Friday, May 01, 2009

Why we need PBV

My research on equality in mathematics and consistency, and on logic may have paid dividends with the surprisingly obvious in retrospect latest non-math research into money itself.

The simple principle I'm emphasizing is value for value: we give value in exchange for value in return, which is how our world's money systems work.

A value gap has emerged on the web because the upfront pay model doesn't work for a lot of sources, including very important ones like news providers, but there is no pay after value system in place which is probably just an oversight, as the television model of advertising seemed viable at first, but doesn't work on the active system of the web in contrast to the passive system of television.

But the advertising model is also beginning to collapse on television as a result of people using DVR's to fast forward through commercials.

Television was never free. People paid with attention--to commercials. Now increasingly they're not paying attention, collapsing business models.

Without value for value, content must suffer, and as content on newspapers and television suffer then fewer people still will be there to provide value, causing a steeper drop in value, causing a steeper drop in revenue...a vicious cycle ending in the end of the businesses.

So these industries have no choice but to find a way to get value for value or they end.

I think for most people the reality that the television industry itself may end seems impossible, and I think that the industry will start looking hard for solutions long before that occurs, but then again it might not. We have the American auto industry's travails as a model for how that can occur.

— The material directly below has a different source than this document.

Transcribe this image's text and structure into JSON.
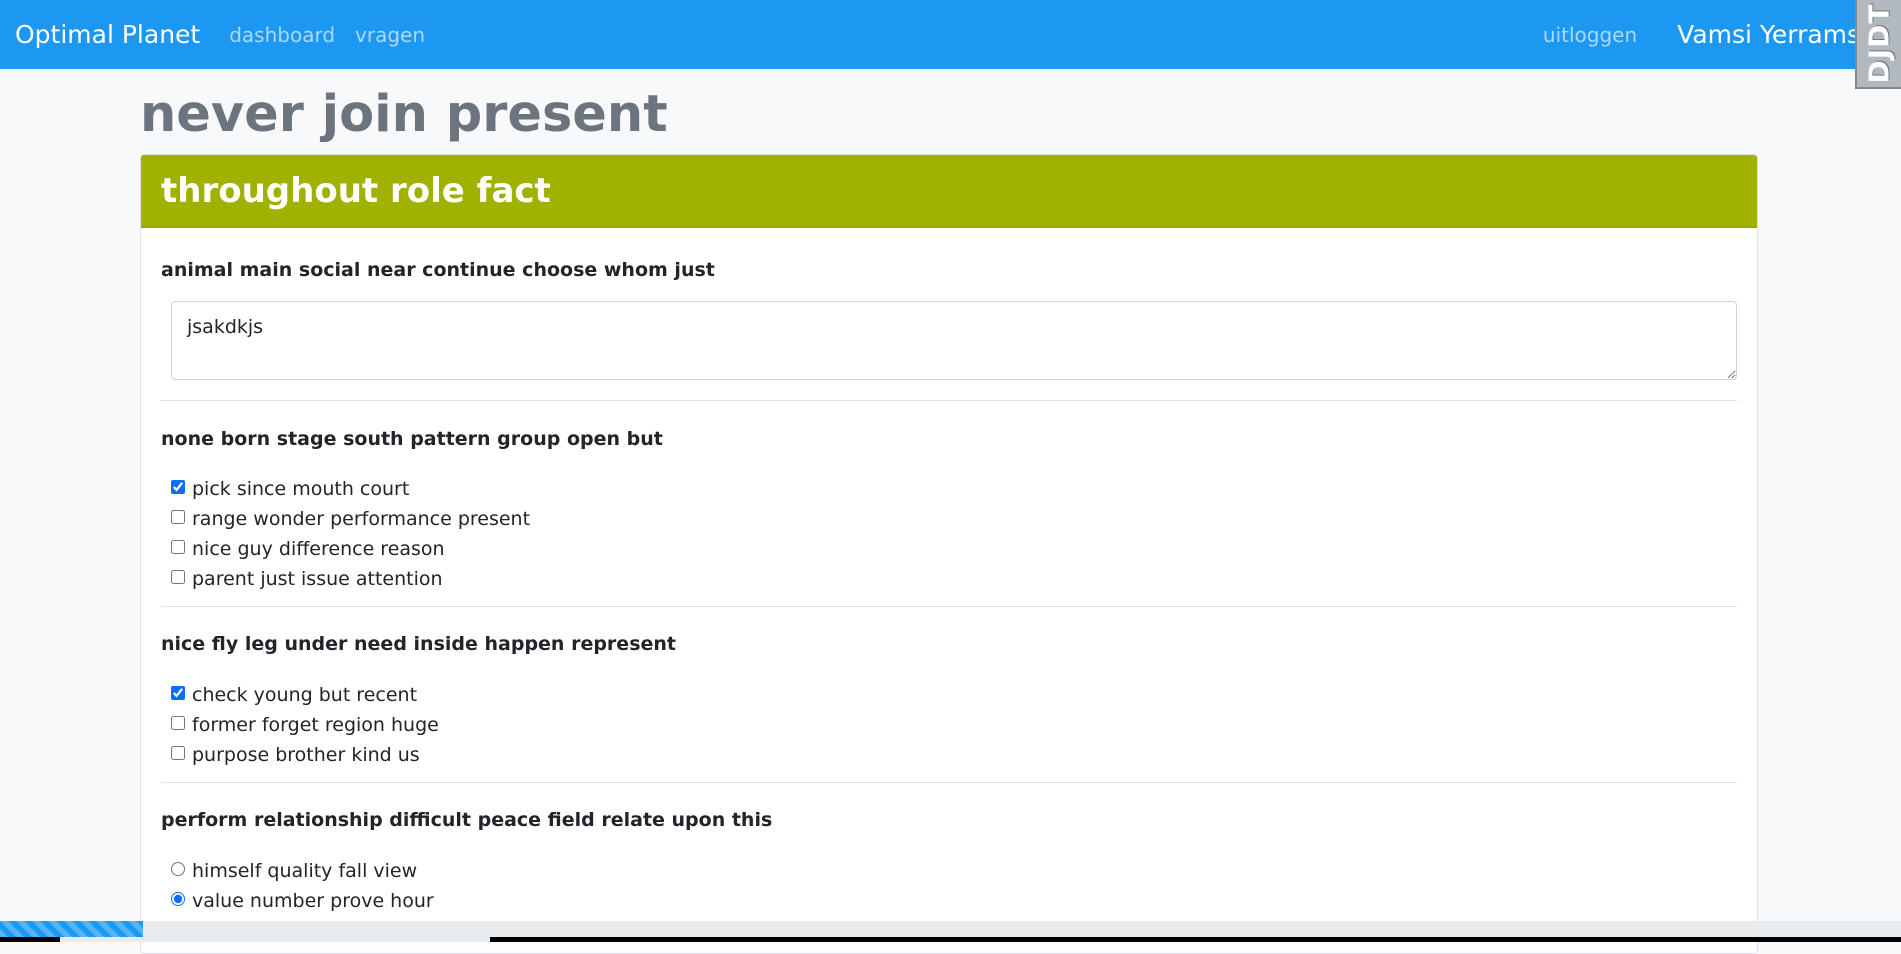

So I think it important to consider the value for value concept that I call Pay Back Value with that in mind. The passive world of television presented this idea that paying attention, as commercials got buyers for goods, and the makers of the goods were the people who then paid directly for the television shows, was enough, but that hasn't worked in the same way on the web.

It may be up to information consumers to ask for the ability to pay for valued content after they've seen its value, for instance, after reading a news article, if they are to prevent valued industries from imploding on themselves, and I have an example to show how natural the concept is, as think of restaurants.

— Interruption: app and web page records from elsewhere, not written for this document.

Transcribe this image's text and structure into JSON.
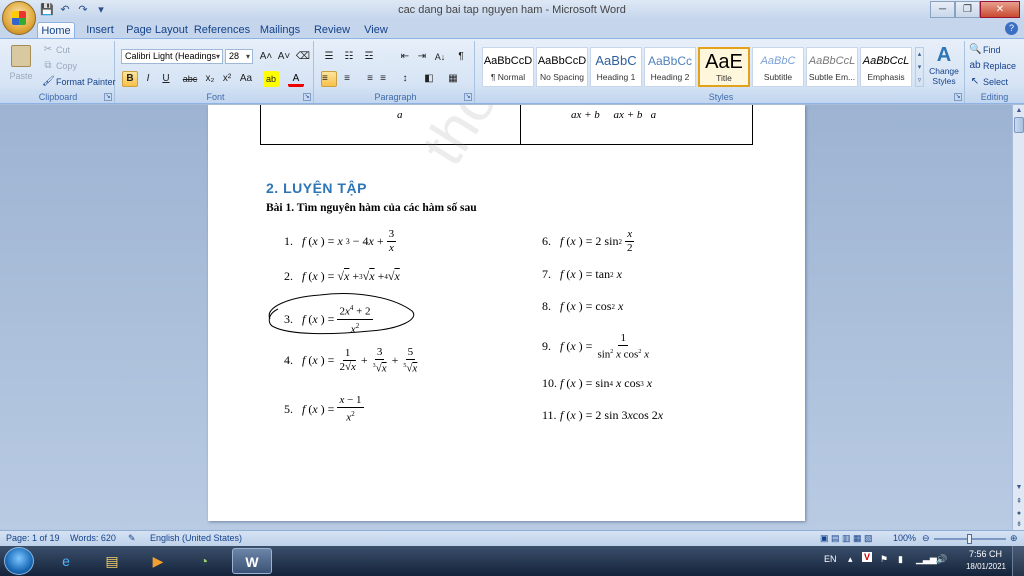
{
  "window": {
    "title": "cac dang bai tap nguyen ham - Microsoft Word",
    "controls": {
      "minimize": "─",
      "maximize": "❐",
      "close": "✕"
    }
  },
  "quick_access": {
    "save": "💾",
    "undo": "↶",
    "redo": "↷",
    "customize": "▾"
  },
  "tabs": [
    "Home",
    "Insert",
    "Page Layout",
    "References",
    "Mailings",
    "Review",
    "View"
  ],
  "active_tab": "Home",
  "ribbon": {
    "clipboard": {
      "label": "Clipboard",
      "paste": "Paste",
      "cut": "Cut",
      "copy": "Copy",
      "format_painter": "Format Painter"
    },
    "font": {
      "label": "Font",
      "family": "Calibri Light (Headings",
      "size": "28",
      "grow": "A˄",
      "shrink": "A˅",
      "clear": "⌫",
      "bold": "B",
      "italic": "I",
      "underline": "U",
      "strike": "abc",
      "subscript": "x₂",
      "superscript": "x²",
      "case": "Aa",
      "highlight": "ab",
      "color": "A"
    },
    "paragraph": {
      "label": "Paragraph",
      "bullets": "☰",
      "numbering": "☷",
      "multilevel": "☲",
      "dec_indent": "⇤",
      "inc_indent": "⇥",
      "sort": "A↓",
      "pilcrow": "¶",
      "align_left": "≡",
      "center": "≡",
      "align_right": "≡",
      "justify": "≡",
      "spacing": "↕",
      "shading": "◧",
      "borders": "▦"
    },
    "styles": {
      "label": "Styles",
      "items": [
        {
          "sample": "AaBbCcD",
          "name": "¶ Normal"
        },
        {
          "sample": "AaBbCcD",
          "name": "No Spacing"
        },
        {
          "sample": "AaBbC",
          "name": "Heading 1"
        },
        {
          "sample": "AaBbCc",
          "name": "Heading 2"
        },
        {
          "sample": "AaE",
          "name": "Title"
        },
        {
          "sample": "AaBbC",
          "name": "Subtitle"
        },
        {
          "sample": "AaBbCcL",
          "name": "Subtle Em..."
        },
        {
          "sample": "AaBbCcL",
          "name": "Emphasis"
        }
      ],
      "active_index": 4,
      "change_styles": "Change Styles"
    },
    "editing": {
      "label": "Editing",
      "find": "Find",
      "replace": "Replace",
      "select": "Select"
    }
  },
  "document": {
    "table_fragment_left": "a",
    "table_fragment_right": "ax + b     ax + b   a",
    "watermark": "thonlin",
    "heading": "2. LUYỆN TẬP",
    "exercise": "Bài 1. Tìm nguyên hàm của các hàm số sau",
    "left_items": [
      {
        "num": "1.",
        "expr": "f(x) = x³ − 4x + 3/x"
      },
      {
        "num": "2.",
        "expr": "f(x) = √x + ∛x + ∜x"
      },
      {
        "num": "3.",
        "expr": "f(x) = (2x⁴ + 2)/x²"
      },
      {
        "num": "4.",
        "expr": "f(x) = 1/(2√x) + 3/∛x + 5/⁵√x"
      },
      {
        "num": "5.",
        "expr": "f(x) = (x − 1)/x²"
      }
    ],
    "right_items": [
      {
        "num": "6.",
        "expr": "f(x) = 2sin² (x/2)"
      },
      {
        "num": "7.",
        "expr": "f(x) = tan² x"
      },
      {
        "num": "8.",
        "expr": "f(x) = cos² x"
      },
      {
        "num": "9.",
        "expr": "f(x) = 1/(sin² x cos² x)"
      },
      {
        "num": "10.",
        "expr": "f(x) = sin⁴ x cos³ x"
      },
      {
        "num": "11.",
        "expr": "f(x) = 2 sin 3x cos 2x"
      }
    ]
  },
  "statusbar": {
    "page": "Page: 1 of 19",
    "words": "Words: 620",
    "language": "English (United States)",
    "zoom": "100%"
  },
  "taskbar": {
    "lang": "EN",
    "time": "7:56 CH",
    "date": "18/01/2021"
  }
}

Fast food restaurants in the U.S. ask you to pay upfront. That is like what was tried on the Internet, and it mostly failed. People don't want to pay first for information that might be crap!

But beyond fast food restaurants, at higher end restaurants people can get their food, eat it, chat with company for a while, and ask for their bill and then pay.

We take that for granted so consider a story I have from years ago when I was living in metro Atlanta, when I went to a restaurant, and while eating my meal noticed a couple just get up and leave when the only server around--it was a slow period--went to the back of the restaurant.

I was in shock. I couldn't believe those people just got up and left! The server was upset but also more sanguine than I telling me that unfortunately that did happen at times.

But most of us don't take value in the form of a meal and just leave, even if the server isn't around, and restaurants do just fine though some people do steal meals.

Our web should offer the ability to pay like a high end restaurant versus the upfront pay model of the fast food restaurant, or the no pay model which isn't supporting value because ads are not enough.

Free is not a business model that works for the web, because advertising cannot support it for most. Some may do fine, but when even large newspapers with international appeal are going down, it's time to re-think the value issue.

We need to pay back value as information consumers. It's the only way for major industries we rely on for that information, to survive.

James Harris